How do you feel about the standard of African entertainment is right now compared to when you started? Do you feel there is more to be done?

When you go to American clubs they are playing Afrobeats. It’s not just African clubs playing African music anymore. Africans are winning Grammys. African artists are performing in big music festivals and popular award shows. The growth is there but there is still more work to be done. The artists are more motivated knowing their work is being seen on a global scale.

Anderson Obiagwo (right) with Nigerian comedian Basketmouth

You’ve expanded your experience in the music industry to the nightclub scene and restaurant industries. Was there something lacking in these sectors?

Not really. I wanted to create a space for the artists to feel at home. I travel a lot with them and go to different venues. Usually, when I travel to a city, the artist will arrive at the venue and not feel good about the sound, lighting, or the stage. I ventured into these sectors to bring experience where anyone who arrives at my establishments will always want to come back. 

What were some challenges that you believe hinders African entertainment from being taken seriously on a global scale?

We are slowly getting there. America is the entertainment capital of the world.
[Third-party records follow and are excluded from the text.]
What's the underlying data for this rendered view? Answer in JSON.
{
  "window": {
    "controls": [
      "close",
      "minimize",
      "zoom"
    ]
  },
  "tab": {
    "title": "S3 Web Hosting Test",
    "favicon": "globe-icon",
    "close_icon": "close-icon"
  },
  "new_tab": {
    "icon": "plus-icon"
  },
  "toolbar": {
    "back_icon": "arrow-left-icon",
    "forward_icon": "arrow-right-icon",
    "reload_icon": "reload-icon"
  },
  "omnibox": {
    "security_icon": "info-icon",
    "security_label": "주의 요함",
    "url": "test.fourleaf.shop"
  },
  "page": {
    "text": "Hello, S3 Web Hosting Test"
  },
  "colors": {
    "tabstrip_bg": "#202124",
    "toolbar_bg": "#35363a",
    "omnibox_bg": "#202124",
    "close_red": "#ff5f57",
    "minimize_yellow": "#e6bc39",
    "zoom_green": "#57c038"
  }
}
This country has its own type of culture and music and these African artists are not from here so it was going to take some time for the music to crossover. It’s finally getting the recognition it deserves. At times, negativity is associated with Africa. People assume that it’s going to be a disorganized event. I want people to know that when they see Big A Entertainment on the event flyer, that it will be a well-organized and high-quality production. 

What new projects should Houstonians be prepared for? 

This year AFRIMMA will host a live watch party at Ebony. We also want to take Ebony across America, not just in Houston. I don’t only work with musicians. I work with actors and comedians as well. We want to give everybody in America the opportunity to experience what we have here in Dallas and Houston.

I cover Houston's education system as it relates to the Black community for the Defender as a Report for America corps member. I'm a multimedia journalist and have reported on social, cultural, lifestyle,...